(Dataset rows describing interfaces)
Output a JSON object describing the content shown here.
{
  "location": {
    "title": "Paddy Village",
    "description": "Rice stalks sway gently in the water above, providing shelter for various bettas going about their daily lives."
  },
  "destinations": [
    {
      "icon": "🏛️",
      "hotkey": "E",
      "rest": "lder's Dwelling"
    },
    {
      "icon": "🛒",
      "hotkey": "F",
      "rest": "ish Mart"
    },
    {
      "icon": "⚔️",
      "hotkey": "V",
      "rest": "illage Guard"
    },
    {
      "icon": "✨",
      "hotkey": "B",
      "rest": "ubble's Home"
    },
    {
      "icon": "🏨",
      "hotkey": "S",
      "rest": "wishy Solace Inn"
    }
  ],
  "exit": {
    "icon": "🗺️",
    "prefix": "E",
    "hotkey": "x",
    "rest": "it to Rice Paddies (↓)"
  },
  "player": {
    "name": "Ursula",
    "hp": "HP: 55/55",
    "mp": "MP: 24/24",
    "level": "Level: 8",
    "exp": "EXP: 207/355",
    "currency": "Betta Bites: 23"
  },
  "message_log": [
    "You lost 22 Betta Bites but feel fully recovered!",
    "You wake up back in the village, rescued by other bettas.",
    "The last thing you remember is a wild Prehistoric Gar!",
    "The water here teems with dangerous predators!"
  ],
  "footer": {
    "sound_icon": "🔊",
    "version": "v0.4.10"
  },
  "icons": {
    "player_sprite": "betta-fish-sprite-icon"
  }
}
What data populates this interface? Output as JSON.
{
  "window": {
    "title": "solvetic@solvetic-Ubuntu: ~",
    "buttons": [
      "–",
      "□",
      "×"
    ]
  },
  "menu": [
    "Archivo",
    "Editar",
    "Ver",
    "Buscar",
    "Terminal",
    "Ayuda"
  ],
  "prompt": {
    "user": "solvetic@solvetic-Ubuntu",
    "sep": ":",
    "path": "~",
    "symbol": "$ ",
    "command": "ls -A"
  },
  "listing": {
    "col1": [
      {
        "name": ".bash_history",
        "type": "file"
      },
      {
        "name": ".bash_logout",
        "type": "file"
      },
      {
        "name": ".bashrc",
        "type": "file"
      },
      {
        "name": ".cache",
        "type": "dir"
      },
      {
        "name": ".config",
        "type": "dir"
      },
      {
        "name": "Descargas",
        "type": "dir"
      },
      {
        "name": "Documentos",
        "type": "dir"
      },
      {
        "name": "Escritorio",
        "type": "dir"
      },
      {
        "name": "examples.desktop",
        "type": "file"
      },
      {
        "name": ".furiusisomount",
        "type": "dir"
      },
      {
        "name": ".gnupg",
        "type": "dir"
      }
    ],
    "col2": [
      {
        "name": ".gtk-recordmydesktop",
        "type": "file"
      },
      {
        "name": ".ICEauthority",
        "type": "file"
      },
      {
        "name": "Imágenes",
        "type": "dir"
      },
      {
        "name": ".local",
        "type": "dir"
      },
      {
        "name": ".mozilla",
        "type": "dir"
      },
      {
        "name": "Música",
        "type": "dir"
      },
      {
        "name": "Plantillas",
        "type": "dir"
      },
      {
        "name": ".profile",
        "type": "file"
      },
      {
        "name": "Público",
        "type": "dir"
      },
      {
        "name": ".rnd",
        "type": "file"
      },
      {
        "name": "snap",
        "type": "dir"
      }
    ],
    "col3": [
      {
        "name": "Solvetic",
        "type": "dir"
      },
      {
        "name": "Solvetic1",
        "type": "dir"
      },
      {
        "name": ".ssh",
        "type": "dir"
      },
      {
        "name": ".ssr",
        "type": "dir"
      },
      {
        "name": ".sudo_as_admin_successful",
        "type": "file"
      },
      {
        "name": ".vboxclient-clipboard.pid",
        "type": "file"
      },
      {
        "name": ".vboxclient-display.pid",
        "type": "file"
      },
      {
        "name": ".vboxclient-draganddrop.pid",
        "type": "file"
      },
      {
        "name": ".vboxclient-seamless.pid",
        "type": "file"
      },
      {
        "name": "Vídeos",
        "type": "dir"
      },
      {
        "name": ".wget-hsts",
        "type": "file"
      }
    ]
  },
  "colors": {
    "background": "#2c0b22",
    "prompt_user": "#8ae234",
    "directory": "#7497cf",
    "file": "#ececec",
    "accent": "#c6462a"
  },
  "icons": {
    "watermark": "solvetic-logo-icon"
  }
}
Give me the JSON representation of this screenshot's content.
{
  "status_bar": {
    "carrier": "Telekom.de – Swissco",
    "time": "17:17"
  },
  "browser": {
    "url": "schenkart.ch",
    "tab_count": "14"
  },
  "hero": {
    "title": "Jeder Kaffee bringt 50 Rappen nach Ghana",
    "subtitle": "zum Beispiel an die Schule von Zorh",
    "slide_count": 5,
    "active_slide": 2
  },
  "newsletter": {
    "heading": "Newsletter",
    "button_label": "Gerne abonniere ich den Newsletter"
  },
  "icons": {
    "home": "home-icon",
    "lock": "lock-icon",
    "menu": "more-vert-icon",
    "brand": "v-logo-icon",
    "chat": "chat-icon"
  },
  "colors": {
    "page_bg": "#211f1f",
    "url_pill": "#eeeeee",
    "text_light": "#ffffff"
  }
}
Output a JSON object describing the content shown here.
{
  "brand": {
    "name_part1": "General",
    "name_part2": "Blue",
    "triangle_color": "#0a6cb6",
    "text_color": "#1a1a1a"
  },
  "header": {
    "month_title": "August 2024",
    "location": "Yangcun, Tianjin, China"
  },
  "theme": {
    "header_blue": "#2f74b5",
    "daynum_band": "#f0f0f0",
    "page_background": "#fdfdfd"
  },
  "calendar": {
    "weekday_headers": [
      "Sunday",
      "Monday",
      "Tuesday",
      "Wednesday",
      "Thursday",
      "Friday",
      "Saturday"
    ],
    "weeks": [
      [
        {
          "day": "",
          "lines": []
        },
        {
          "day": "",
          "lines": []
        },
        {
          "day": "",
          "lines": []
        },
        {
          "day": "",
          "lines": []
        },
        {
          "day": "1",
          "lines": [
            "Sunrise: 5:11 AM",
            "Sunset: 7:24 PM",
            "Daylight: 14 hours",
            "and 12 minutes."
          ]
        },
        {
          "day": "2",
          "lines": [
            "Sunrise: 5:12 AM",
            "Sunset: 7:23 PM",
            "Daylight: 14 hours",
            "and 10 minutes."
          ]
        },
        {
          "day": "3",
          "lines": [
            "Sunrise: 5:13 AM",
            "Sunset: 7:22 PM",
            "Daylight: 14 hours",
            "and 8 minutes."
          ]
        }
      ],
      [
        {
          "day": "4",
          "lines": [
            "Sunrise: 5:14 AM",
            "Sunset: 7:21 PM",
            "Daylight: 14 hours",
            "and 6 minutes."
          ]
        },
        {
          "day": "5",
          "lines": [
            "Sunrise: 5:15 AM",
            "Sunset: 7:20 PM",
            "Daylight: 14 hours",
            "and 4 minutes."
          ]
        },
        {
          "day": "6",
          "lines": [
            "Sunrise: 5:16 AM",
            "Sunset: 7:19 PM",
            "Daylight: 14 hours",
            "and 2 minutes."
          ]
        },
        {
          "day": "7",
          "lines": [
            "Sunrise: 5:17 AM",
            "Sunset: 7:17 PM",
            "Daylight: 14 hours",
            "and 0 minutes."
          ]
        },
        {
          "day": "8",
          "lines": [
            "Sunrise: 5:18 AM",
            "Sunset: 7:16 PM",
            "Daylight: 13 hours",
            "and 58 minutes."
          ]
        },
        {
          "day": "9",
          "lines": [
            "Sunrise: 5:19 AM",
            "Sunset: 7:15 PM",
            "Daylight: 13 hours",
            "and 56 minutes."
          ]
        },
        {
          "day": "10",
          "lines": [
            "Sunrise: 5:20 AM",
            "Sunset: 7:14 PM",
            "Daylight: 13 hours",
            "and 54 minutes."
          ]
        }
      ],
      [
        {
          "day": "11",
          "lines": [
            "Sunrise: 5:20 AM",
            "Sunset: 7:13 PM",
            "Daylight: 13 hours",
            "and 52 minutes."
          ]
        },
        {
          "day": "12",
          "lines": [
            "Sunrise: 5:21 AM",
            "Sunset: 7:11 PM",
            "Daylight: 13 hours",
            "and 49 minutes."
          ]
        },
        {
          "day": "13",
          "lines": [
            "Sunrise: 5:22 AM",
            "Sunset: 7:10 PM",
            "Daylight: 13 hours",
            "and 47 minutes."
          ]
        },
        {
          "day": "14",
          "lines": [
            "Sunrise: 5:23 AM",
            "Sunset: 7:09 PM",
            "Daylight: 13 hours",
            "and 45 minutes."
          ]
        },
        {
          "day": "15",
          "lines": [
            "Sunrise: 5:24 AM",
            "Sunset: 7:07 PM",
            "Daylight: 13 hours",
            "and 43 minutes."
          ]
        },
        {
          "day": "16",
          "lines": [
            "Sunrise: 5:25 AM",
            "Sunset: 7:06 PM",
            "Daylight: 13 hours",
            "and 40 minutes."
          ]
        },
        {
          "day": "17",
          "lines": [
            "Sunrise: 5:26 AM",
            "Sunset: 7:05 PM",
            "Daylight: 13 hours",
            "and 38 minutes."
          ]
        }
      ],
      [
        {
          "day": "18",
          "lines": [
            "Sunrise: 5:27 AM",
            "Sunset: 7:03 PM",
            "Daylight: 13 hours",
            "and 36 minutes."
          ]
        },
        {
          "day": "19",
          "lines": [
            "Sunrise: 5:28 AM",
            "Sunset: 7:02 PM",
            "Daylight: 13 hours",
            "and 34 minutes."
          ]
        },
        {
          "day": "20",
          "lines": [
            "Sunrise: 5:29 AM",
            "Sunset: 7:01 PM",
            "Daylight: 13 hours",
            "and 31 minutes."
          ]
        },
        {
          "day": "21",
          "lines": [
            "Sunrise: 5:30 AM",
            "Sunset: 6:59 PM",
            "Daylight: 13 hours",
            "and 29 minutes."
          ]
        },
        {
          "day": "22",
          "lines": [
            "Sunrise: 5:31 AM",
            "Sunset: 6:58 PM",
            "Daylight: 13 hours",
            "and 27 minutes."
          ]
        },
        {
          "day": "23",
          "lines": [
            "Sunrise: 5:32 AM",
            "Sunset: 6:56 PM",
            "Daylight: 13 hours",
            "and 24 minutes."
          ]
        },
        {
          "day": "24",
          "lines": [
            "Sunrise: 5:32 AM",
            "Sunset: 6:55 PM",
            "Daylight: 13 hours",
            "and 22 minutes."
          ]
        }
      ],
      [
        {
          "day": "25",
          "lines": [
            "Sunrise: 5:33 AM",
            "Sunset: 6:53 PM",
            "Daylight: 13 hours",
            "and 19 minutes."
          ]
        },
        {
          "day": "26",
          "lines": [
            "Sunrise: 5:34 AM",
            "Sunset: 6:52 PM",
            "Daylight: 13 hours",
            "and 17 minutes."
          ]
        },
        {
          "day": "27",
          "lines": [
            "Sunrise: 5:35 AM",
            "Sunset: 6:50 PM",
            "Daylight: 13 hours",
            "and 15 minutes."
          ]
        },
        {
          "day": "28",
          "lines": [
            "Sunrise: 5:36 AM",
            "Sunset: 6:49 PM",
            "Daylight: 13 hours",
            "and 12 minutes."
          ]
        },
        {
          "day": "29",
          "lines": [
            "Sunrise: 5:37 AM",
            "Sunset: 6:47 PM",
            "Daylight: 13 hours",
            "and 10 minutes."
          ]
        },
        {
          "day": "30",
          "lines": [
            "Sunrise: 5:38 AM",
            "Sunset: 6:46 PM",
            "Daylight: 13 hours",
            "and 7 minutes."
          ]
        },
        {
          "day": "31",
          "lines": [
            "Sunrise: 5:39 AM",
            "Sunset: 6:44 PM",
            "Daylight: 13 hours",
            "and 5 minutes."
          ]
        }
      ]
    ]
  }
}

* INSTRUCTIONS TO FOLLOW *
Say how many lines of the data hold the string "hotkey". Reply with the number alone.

* YOUR RESPONSE *
6